It’s safe to say that prior to November 2017, few Americans – and relatively few people outside the Pacific Islands – had heard of “Talanoa.” Over the past 12 months, however, Talanoa has become central to the ongoing process of United Nations global climate negotiations, and word is starting to get out that this particular framework for dialogue can be effective even when other models have failed. Talanoa’s unique approach of building empathy and common understanding allows participants to share areas of common concern and common aspirations, which in turn opens pathways for identifying steps for future action.
Two years after Pope Francis launched Laudato Si, the Vatican’s plea to save the Earth, Trump rejected its tenets and the Paris Agreement. But people of all faiths are unified globally to beat climate change.

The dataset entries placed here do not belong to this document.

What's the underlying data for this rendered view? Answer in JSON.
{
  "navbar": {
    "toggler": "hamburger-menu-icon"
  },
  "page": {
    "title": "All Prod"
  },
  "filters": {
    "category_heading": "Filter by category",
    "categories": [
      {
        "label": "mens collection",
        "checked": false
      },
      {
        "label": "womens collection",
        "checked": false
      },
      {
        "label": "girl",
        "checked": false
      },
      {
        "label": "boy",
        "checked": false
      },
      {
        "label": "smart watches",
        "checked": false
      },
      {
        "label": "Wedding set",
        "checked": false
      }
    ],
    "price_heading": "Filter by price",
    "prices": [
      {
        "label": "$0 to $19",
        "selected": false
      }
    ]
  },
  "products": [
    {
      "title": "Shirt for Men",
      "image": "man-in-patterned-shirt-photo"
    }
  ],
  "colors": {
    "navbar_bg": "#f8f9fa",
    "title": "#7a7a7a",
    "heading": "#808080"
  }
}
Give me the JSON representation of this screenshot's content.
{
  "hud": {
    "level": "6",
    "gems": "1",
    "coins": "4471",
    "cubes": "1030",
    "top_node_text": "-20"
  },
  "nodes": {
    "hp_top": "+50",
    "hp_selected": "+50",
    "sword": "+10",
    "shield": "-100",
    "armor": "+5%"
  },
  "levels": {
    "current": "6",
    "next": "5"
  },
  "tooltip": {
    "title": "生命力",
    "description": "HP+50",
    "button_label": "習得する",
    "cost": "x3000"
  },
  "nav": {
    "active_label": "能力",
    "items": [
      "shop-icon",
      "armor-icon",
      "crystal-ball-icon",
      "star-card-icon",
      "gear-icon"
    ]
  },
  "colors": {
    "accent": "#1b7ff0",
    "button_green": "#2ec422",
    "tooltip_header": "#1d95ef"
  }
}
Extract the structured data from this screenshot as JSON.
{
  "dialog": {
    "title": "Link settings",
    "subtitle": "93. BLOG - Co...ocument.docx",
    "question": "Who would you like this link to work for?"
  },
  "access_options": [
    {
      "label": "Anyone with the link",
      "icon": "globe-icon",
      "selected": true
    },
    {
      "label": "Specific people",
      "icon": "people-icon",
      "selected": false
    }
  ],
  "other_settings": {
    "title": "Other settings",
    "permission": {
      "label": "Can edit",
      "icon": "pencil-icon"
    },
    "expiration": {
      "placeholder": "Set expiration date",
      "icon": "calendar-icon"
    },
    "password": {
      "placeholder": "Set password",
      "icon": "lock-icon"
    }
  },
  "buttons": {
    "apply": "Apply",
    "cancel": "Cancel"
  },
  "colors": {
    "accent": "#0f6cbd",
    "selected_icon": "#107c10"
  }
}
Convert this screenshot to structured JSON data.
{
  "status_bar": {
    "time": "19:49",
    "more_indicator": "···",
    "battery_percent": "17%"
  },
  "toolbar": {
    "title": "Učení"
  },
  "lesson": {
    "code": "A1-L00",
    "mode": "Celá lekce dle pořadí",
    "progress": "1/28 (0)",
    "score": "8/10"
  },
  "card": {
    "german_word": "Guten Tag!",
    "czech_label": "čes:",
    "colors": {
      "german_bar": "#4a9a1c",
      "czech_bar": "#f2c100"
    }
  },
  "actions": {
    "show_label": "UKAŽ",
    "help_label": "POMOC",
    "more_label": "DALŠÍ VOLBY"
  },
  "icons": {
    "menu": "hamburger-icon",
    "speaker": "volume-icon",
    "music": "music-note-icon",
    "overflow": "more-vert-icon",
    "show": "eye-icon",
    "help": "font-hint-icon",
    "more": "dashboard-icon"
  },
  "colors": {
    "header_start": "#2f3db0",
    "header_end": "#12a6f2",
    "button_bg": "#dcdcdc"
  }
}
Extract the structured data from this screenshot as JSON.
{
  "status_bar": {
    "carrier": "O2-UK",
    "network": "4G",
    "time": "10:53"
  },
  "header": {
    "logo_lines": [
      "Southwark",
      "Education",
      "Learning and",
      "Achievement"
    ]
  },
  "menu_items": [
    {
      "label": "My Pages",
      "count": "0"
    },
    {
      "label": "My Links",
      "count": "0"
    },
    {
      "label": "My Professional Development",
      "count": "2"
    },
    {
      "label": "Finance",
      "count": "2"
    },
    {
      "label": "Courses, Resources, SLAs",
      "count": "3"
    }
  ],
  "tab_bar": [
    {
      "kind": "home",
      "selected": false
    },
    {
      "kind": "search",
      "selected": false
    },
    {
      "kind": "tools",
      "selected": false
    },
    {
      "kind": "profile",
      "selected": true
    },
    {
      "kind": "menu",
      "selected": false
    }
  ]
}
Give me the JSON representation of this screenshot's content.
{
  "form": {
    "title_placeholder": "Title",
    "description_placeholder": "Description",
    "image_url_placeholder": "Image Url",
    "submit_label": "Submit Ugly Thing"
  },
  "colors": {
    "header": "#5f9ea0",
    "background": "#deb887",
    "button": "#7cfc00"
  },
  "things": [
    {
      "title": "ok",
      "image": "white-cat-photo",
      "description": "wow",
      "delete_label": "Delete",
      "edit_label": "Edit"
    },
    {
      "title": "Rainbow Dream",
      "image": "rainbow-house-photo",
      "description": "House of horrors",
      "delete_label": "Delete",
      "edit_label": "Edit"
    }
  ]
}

Religious believers are strongly committed to act to address the challenge of climate change. This commitment to act–shared across religions–is based upon a deep understanding of its scientific and–above all–moral and religious dimensions. As a result, many religious communities strongly supported the Paris Agreement that deals with greenhouse gas emissions mitigation, adaptation, and finance, signed in December 2015 by 195 countries.